Very interesting actioner feels like a cousin of David Lean’s war epic The Bridge on the River Kwai (1957). If Lean’s movie emphasized British’s stiff-upper-lip wrongheadedness, Von Ryan’s Express latches onto American naiveté. It’s surprising to see a Hollywood war movie where the Britons are portrayed as far better soldiers than the Americans. Ryan’s ill-conceived choices result in the death of many soldiers, a curious thing that really adds an unexpected dimension to the movie.
Swiftly directed by Mark Robson from a screenplay by Wendell Mayes and Joseph Landon based on David Westheimer’s book, Von Ryan’s Express has great pace, never letting up — I particularly found the film’s climax very exciting. Most of the visual and sound effects don’t show their age — the miniatures and matte work are well-integrated into the narrative — and you always feel fully engaged.
Sinatra is a bit too laid back — perhaps done on purpose in order to accentuate the character’s inefficiency — but Trevor Howard (Ryan’s Daughter), who plays a British officer, is forceful and charismatic. The supporting characters could have benefited from more exposition, but this is an action movie so not fleshing out minor characters is not a huge problem. Aldofo Celi (Thunderball) plays a cowardly fascist. Fans of TV’s Knight Rider will enjoy seeing the late Edward Mulhare as a chaplain.
Jerry Goldsmith’s (Planet of the Apes and The Omen) music score reinforces the film’s many exciting sequences. Nicely shot by veteran cameraman William Daniels (Greta Garbo’s favorite cinematographer).
Conclusions & Final Thoughts:

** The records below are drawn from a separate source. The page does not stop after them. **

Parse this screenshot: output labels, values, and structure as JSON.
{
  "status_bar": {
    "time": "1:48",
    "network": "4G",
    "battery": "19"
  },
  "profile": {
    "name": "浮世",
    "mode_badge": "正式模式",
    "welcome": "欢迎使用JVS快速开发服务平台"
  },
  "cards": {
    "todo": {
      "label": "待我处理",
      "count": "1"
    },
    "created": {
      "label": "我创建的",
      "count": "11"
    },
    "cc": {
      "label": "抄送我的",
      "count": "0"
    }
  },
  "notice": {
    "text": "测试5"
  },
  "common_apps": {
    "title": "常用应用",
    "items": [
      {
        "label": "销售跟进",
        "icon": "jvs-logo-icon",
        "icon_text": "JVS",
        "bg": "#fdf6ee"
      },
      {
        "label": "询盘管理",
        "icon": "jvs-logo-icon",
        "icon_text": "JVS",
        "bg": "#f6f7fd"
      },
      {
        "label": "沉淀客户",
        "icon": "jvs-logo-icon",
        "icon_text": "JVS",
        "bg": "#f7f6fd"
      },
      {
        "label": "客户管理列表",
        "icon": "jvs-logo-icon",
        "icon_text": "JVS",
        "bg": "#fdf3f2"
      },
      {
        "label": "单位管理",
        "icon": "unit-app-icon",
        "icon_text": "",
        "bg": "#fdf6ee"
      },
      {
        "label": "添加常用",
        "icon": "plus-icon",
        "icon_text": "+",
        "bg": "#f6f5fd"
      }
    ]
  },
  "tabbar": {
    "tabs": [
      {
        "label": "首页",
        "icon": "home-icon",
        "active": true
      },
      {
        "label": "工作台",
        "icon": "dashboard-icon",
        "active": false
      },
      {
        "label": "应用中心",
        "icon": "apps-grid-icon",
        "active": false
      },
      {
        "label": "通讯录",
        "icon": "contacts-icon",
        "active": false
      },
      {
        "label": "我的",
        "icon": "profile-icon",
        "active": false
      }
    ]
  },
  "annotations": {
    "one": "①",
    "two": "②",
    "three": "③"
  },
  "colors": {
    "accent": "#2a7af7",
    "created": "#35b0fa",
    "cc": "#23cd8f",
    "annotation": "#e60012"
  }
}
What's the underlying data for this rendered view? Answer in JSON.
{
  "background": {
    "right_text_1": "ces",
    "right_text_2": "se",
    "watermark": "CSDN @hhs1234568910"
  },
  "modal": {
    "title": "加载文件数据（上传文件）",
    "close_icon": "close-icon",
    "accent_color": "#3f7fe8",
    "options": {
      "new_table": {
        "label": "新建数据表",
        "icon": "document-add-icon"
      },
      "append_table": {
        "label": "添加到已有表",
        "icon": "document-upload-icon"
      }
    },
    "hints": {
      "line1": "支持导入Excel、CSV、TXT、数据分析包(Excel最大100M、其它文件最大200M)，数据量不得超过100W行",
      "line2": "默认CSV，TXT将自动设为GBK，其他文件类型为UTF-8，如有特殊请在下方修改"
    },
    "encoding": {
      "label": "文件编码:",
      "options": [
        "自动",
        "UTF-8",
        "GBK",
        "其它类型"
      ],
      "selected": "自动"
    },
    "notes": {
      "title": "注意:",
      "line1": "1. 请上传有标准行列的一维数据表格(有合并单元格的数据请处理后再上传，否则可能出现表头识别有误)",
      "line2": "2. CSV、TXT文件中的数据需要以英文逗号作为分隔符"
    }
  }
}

Von Ryan’s Express has some fantastic action set-pieces, but the thrills aren’t operating in a vacuum — the insane nature of the combat experience is an essential element of the narrative. It’s an action-packed war movie with a brain. Color, 117 minutes, Not Rated.